» Exercise
Search term "World": work out how many lines of the data below contain it, and answer with that number alone.

» Data provided
-- Opening Marker --

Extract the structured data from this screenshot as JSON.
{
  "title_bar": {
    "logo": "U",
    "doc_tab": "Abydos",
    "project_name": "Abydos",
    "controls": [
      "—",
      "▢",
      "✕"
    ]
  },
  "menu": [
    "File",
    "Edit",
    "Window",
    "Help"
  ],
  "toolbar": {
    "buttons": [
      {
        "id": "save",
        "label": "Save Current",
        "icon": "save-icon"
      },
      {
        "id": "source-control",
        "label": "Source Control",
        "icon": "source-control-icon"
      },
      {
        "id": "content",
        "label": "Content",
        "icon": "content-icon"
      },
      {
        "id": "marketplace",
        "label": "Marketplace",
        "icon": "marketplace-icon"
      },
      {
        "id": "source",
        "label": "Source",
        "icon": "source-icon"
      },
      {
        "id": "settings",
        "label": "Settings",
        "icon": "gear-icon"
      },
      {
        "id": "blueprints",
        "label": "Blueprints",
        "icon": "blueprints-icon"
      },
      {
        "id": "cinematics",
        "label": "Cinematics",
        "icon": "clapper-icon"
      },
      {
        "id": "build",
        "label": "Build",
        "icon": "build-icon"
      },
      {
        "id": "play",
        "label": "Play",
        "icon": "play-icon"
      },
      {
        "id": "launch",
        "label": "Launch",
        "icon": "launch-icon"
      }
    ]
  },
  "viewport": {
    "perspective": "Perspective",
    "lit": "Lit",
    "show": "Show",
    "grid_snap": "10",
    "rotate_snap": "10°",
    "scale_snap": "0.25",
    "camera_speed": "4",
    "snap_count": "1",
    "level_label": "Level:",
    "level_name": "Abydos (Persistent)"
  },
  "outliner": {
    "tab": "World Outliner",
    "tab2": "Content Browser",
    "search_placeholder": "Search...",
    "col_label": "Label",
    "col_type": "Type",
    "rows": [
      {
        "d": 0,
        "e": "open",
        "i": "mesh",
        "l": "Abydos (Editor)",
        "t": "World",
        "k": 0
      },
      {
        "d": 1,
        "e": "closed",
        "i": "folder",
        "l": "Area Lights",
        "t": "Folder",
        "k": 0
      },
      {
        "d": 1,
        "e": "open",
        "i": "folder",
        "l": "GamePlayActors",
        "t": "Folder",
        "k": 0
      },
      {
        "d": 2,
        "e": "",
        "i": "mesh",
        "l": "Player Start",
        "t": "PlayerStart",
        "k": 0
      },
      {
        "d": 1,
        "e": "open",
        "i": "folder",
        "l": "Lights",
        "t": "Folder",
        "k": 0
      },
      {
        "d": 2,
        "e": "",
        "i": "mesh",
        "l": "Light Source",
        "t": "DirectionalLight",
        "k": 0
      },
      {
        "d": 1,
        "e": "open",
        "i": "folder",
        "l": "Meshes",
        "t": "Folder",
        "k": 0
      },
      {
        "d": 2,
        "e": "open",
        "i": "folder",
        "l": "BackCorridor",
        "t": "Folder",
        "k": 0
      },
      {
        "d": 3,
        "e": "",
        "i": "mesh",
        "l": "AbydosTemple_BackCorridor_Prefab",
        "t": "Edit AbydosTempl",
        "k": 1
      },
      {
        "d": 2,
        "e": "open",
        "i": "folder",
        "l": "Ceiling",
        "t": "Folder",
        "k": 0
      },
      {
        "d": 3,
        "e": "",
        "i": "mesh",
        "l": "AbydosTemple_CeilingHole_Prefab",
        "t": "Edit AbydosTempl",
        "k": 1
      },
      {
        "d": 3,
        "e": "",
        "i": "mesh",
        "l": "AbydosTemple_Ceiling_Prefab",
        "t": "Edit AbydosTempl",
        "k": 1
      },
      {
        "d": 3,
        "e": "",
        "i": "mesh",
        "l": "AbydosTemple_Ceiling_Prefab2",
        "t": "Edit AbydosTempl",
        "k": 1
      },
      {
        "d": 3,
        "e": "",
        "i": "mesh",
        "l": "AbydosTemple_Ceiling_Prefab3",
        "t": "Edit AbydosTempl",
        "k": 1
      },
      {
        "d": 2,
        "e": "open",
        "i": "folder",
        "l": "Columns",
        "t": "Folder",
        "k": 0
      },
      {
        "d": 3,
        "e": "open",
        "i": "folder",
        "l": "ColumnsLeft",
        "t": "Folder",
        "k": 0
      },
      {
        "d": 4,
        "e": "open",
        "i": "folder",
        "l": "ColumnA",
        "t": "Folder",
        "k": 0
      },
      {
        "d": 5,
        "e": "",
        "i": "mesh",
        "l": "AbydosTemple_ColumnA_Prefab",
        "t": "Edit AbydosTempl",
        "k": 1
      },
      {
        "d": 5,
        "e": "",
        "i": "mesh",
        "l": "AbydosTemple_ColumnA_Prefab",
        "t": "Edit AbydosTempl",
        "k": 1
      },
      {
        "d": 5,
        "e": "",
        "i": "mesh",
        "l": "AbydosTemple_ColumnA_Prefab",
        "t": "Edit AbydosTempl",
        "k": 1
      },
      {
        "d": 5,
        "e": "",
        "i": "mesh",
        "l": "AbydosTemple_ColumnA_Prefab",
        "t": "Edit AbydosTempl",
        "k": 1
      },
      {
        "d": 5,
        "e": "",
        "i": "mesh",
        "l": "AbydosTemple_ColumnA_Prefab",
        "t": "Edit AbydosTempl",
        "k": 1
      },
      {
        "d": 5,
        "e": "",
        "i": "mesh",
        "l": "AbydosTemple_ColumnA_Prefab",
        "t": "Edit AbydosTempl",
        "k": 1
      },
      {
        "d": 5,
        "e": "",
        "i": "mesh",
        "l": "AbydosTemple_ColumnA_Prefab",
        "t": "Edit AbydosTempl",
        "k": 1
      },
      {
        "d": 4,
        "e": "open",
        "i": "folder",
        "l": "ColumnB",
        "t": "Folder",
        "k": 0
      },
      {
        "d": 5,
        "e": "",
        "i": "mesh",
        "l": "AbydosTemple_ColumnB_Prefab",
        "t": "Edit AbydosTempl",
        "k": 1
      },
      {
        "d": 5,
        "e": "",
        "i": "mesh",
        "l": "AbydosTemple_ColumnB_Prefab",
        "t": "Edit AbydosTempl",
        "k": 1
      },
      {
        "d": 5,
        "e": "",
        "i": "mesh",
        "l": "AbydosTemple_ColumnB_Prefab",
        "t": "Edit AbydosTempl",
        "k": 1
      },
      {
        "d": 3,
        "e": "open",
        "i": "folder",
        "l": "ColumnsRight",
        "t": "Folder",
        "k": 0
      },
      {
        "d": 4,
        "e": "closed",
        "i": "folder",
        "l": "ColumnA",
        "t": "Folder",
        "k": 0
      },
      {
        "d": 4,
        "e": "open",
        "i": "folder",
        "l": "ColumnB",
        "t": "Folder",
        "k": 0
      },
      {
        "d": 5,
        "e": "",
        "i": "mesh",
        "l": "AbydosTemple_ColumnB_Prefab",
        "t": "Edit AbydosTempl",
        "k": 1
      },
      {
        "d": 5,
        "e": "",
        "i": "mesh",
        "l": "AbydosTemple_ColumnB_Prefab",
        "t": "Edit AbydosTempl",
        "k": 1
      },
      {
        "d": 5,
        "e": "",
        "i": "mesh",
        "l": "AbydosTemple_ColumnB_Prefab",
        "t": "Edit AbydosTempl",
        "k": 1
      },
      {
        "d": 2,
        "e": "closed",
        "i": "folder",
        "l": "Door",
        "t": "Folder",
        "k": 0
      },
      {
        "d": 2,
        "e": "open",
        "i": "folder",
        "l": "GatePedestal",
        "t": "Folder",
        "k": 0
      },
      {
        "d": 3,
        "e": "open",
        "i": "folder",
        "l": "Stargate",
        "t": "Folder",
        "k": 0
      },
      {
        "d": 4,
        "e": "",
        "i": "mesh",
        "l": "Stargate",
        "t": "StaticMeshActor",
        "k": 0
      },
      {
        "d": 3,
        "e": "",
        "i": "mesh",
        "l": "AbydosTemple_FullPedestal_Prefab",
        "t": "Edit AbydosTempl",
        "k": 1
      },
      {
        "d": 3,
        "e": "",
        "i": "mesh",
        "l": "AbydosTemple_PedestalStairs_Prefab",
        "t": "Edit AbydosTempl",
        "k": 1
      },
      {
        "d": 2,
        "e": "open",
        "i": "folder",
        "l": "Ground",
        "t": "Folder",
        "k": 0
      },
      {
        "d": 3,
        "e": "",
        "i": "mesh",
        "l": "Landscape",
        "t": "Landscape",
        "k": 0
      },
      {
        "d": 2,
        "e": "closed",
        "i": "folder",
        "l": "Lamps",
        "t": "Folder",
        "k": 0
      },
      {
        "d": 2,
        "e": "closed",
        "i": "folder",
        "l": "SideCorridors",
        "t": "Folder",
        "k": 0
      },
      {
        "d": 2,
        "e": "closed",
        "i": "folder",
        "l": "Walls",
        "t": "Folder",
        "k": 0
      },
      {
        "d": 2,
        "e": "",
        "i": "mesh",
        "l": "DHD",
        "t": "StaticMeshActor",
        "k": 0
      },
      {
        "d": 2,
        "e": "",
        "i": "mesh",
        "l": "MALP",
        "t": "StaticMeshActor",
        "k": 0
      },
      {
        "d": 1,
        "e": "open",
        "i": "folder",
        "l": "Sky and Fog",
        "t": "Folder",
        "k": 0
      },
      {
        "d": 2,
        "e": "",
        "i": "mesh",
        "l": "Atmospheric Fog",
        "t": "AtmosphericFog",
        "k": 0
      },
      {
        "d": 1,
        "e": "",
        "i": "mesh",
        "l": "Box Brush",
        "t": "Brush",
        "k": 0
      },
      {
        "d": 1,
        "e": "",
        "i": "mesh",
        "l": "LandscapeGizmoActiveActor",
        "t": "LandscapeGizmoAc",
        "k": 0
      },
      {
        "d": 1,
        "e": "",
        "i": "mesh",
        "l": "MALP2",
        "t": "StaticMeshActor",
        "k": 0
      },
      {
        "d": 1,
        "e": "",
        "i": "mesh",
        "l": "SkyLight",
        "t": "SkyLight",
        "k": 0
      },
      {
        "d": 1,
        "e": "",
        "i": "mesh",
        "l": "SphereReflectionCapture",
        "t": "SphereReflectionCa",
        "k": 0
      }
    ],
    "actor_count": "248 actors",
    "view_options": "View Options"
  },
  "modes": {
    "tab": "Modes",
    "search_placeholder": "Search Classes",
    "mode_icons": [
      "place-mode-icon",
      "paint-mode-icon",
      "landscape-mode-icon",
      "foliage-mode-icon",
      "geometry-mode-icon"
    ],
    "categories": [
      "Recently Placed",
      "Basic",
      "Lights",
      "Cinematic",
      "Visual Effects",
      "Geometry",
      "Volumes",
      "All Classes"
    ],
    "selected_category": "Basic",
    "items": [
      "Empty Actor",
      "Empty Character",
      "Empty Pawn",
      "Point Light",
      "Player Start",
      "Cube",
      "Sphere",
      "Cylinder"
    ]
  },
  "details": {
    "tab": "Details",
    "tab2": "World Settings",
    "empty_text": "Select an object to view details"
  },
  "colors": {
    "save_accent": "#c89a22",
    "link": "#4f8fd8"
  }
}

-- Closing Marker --

» Result of this exercise
3